Plans to re-equip the armed forces with modern equipment and weapons are necessarily being implemented in a more gradual manner, partly reflecting the sheer scale of the project and also for political reasons. New weaponry currently accounts for no more than ten percent of the total inventory, with the first target being to raise this to one third, and by 2020 it should constitute 70 percent. On March 17 President Medvedev told the Defense Ministry that large-scale rearmament will not commence until 2011. By carefully managing the timescales involved, Medvedev hopes to maximize support for the reform process amongst senior officers, knowing that if he instead releases funds for such modernization prior to completing these reforms, opposition from generals already outraged by these changes could prove more problematic (Interfax, March 20).

Since this attempt to explain the necessity for reform and outline its priorities and goals, there have been more active efforts to convince sceptics that rearmament is not being delayed until 2011. For instance, recent achievements are being highlighted in order to show that at least some progress is evident. The MoD points to the introduction in 2008 of three divisions of mobile missile systems and two silo-based "Topol-M" launchers which were placed on combat duty, sea trials in Severodvinsk began of the new "Yuriy Dolgorukiy" nuclear submarine, Russia’s orbital grouping for its armed forces has increased by 14 percent and a modern radar station at Armavir has been developed, using the "Voronezh-DM" Missile Attack Warning System, Air Defense forces have already been strengthened by another S-400 "Triumph" surface-to-air missile system. Medvedev holds out the prospect of larger-scale modernization, but delays this in order to avoid complacency amongst those who would like to see the reforms fail. It appears his target is to eventually end the costly practice of constantly spending money to repair old equipment (Rossiyskaya gazeta, March 19).

However, the spring draft, commencing on April 1, will become a record draft as the MoD intends to conscript 305,000 men for service. "The spring draft will be the largest draft contingent in strength in most recent Russian history. We plan to draft 305,000 young Russians into the Army and Navy and also into the troops of the other militarized structures," General Smirnov explained. Last fall, 219,000 men were drafted into service compared with the spring draft in 2008 which recruited 133,200. More than 300,000 will leave the military in April and the MoD intends to replace these by just as many new recruits. This has resulted from the reduction in the length of service, which in 2008 was cut to twelve months. The draft is becoming more complicated owing to shortages of sufficient numbers of 18-27 year old males, while there is under manning in the rank and file and amongst NCOs (, March 19).

As many as 30-35 percent avoid conscription on health grounds, while only 37 percent of those conscripted last year were deemed fit for military service across all the indicators, and 30.7 percent were declared as "apparently healthy." Consequently, the MoD has abolished a number of statutory reasons for deferment, though their criterion now seems unclear. Fathers with children younger than three years old are now being conscripted, while teachers, doctors and students from rural areas are included as well as students from religious seminaries. In fact, by reducing the term of service, the Russian conscription system may be severely tested this spring, with plausible solutions either being to return to the previous length of service or increase the numbers conscripted; for the time being the MoD has opted for the latter (, March 19).

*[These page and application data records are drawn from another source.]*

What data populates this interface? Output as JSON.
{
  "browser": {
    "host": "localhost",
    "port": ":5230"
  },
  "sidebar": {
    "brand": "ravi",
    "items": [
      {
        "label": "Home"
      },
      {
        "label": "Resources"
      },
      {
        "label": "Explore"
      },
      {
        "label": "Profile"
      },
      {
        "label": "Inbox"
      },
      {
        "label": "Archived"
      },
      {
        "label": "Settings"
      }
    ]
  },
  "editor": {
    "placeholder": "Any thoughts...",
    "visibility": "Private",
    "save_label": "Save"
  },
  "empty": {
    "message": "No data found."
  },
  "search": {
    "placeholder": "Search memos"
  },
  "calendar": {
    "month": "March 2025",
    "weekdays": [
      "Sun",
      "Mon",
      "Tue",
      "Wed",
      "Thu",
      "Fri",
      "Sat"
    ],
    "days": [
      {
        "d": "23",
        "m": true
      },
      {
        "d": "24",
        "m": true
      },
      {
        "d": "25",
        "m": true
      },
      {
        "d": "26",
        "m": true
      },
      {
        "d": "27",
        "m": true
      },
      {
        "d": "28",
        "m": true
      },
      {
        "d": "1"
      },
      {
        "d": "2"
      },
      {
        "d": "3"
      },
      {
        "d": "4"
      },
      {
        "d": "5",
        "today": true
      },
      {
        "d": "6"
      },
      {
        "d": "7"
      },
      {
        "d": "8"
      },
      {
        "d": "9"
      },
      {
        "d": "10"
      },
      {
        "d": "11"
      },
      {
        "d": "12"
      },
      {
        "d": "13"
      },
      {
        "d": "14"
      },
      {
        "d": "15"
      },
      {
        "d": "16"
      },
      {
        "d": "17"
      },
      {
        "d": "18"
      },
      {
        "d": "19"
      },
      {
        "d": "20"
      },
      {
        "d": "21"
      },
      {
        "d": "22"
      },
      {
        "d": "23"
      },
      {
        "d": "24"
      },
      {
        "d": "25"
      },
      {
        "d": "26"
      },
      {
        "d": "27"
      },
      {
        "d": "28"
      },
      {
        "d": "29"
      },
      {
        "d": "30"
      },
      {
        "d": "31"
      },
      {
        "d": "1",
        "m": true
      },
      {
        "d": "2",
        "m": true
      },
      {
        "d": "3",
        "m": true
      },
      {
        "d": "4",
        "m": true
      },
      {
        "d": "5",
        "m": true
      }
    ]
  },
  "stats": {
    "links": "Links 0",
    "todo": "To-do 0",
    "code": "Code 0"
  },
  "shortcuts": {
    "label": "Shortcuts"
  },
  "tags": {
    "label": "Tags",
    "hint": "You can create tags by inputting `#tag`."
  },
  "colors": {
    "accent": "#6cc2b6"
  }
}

Despite presidential support for military reform, this spring the Russian army faces a crisis in its manpower, while the first elements of reform are being instigated, and many wonder what impact these changes will have. The Russian MoD faces two seemingly insurmountable issues: Russia’s demographic crisis affecting the conscription pool and the deep unpopularity of military service, despite Putin’s patriotic youth camps. In any case, many bewildered recruits will indirectly suffer as a result of the culling of the officer corps, leaving them potentially confused, frightened, abused and poorly led.